Chlorine Truck Bomber Kills 27 in Ramadi
By BASSEM MROUE Associated Press Writer
BAGHDAD (AP) -- A suicide bomber driving a truck loaded with TNT and toxic chlorine gas crashed into a police checkpoint in western Ramadi on Friday, killing at least 27 people and wounding dozens, police in the Anbar provincial capital said.
In the deep south of the country, the Basra police commander said the type of roadside bomb used in an attack that killed four British soldiers on Thursday had not been seen in the region previously. Maj. Gen. Mohammed al-Moussawi's description of the deadly weapon indicated it was a feared Iranian-designed explosively formed penetrator.
Two more of the bombs were discovered planted along routes heavily traveled by U.S. and British diplomats in Basra. Weeks earlier, the American military had claimed Iran was supplying Shiite militia fighters in Iraq with the powerful weapons, known as EFPs. They hurl a molten, fist-sized copper slug capable of piercing armored vehicles.
The bombing in Anbar province marked the ninth use of suicide chlorine bombs in the sprawling, mainly desert territory that has been a stronghold of the Sunni insurgency.
Recently, however, many Anbar tribes have switched allegiance, with large numbers of military-age men joining the police force and Iraqi army in a bid to expel al-Qaida in Iraq fighters.
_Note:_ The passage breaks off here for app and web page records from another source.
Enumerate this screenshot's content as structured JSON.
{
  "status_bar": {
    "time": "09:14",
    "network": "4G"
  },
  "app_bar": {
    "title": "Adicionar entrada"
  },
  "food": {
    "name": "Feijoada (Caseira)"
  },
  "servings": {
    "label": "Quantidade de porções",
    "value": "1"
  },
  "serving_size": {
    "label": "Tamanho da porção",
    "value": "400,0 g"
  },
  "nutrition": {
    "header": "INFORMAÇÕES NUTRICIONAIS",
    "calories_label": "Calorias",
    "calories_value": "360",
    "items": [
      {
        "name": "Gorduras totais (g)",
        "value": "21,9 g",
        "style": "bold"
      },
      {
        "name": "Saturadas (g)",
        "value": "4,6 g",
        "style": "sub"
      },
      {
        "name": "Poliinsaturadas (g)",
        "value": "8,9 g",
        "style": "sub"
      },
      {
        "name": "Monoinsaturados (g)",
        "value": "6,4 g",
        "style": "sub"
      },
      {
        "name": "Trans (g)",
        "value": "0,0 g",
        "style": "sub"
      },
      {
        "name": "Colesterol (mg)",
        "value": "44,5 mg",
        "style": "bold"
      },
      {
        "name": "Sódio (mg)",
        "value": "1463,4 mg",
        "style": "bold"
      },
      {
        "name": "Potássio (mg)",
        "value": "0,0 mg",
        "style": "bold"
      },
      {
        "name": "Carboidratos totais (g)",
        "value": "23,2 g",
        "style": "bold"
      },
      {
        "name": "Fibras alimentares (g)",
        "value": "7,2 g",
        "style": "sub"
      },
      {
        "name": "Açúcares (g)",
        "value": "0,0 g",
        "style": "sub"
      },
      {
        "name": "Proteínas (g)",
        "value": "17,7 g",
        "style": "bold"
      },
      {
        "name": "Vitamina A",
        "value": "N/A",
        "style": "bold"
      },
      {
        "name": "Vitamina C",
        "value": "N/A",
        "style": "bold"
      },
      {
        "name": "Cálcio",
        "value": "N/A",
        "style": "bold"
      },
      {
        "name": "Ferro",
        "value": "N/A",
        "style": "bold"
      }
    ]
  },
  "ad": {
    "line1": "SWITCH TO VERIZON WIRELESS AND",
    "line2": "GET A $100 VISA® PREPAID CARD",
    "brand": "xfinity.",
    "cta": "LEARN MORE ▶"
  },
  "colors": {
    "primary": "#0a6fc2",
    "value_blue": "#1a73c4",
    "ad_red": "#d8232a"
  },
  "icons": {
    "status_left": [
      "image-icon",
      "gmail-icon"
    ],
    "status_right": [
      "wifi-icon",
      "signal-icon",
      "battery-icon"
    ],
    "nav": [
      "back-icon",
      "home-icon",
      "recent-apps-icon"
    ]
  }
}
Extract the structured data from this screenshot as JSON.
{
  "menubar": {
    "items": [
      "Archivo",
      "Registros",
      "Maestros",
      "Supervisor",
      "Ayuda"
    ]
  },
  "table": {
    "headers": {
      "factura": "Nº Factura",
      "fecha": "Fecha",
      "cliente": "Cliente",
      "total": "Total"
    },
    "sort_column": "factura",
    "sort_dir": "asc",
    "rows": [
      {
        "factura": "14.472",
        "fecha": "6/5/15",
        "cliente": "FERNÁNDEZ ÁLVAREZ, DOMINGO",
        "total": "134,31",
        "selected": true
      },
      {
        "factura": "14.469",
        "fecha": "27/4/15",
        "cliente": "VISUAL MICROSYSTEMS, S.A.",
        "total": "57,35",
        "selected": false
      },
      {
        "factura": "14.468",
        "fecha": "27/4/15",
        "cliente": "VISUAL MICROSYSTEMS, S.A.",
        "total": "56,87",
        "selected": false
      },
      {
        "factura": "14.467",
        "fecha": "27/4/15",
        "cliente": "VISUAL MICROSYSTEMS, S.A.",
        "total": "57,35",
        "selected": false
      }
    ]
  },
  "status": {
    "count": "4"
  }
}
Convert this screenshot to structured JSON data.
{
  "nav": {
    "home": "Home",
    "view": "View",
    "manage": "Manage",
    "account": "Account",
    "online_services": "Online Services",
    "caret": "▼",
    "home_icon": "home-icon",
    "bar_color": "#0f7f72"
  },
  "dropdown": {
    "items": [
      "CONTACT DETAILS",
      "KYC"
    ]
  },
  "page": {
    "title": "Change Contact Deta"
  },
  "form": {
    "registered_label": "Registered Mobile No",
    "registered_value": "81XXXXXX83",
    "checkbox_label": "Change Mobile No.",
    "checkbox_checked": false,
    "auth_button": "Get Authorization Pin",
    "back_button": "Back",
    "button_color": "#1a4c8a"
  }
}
Suicide bombings are an al-Qaida trademark.
Police Maj. Mohammed Mahmoud al Nattah, member of the Anbar Salvation council, told state-run Iraqiya television the bomber hit a residential complex and dozens of wounded were taken to the Ramadi hospital.
Police opened fire as the suicide car bomber sped toward a checkpoint, three miles west of the city, according to police Col. Tariq al-Dulaimi. Nearby buildings were heavily damaged and police were searching the rubble for more victims.
South of Baghdad, Iraqi forces backed by American paratroopers swept into a troubled, predominantly Shiite city before dawn, and the U.S. military said as many as six militia fighters had been killed.
Lt. Col. Scott Bleichwehl, a U.S. military spokesman, said eight others were wounded and five detained. There were no reports of civilian casualties in the assault on Diwaniyah, he said.
Residents reported heavy fighting between the U.S. and Iraqi forces and gunmen of the Mahdi Army militia in the city, 80 miles south of Baghdad.
Dr. Hameed Jaafi, the director of Diwaniyah Health Directorate, said an American helicopter fired on a house in the Askari neighborhood, seriously wounding 12 people as the early morning assault began.
Bleichwehl said there were no U.S. air strikes either by helicopters or planes.
Also Thursday, the U.S. military confirmed an American helicopter carrying nine people had been downed south of Baghdad and that four were injured.
An Iraqi army official, speaking on condition of anonymity because of security concerns, said the helicopter crashed after coming under fire near the Sunni insurgent stronghold of Latifiyah, about 20 miles south of Baghdad. The U.S. military did not confirm that account.
It was the ninth U.S. helicopter to go down in Iraq this year. The U.S. military has studied new evasive techniques, fearing insurgents have acquired more sophisticated weapons or have figured out how to use their arms in new and effective ways.
The four British soldiers - including two women - were killed Thursday as the American military announced the deaths of nine more U.S. soldiers since Tuesday.
The Basra region police commander, al-Moussawi, said two similar bombs had been discovered Friday morning; one was discovered on the road leading to Basra Palace, the compound that houses a British base and the British and U.S. consulates. A second was uncovered in the western Hayaniyah district where Thursday's attack occurred. The area is known as a stronghold of the Mahdi Army, a militia loyal to radical Shiite cleric Muqtada al-Sadr.
The reported deaths of the American forces and the bomb attack on the British unit marked the start of the eighth week of the joint U.S.-Iraqi security crackdown in Baghdad and surrounding territory.
Prime Minister Tony Blair called the Basra attack an "act of terrorism" and suggested it may have been the work of militiamen linked to Iran. He stopped short of accusing Tehran, however.
"Now it is far too early to say that the particular terrorist act that killed our forces was an act committed by terrorists that were backed by any elements of the Iranian regime, so I make no allegation in respect of that particular incident," Blair said.
He added, however, "This is maybe the right moment to reflect on our relationship with Iran."
The U.S. military reported Saturday that one American soldier was killed and a second wounded in shooting in Kirkuk province.
One U.S. soldier died and two were wounded in a roadside bombing Thursday in restive Diyala province north of Baghdad, the military said. Four others died Wednesday in two roadside bomb explosions in southern Baghdad and north of the capital, while a fifth was killed by small-arms fire in the eastern part of the city. Two other soldiers were killed by small-arms fire on Tuesday - one in eastern Baghdad and another on foot patrol in the southern outskirts of the capital.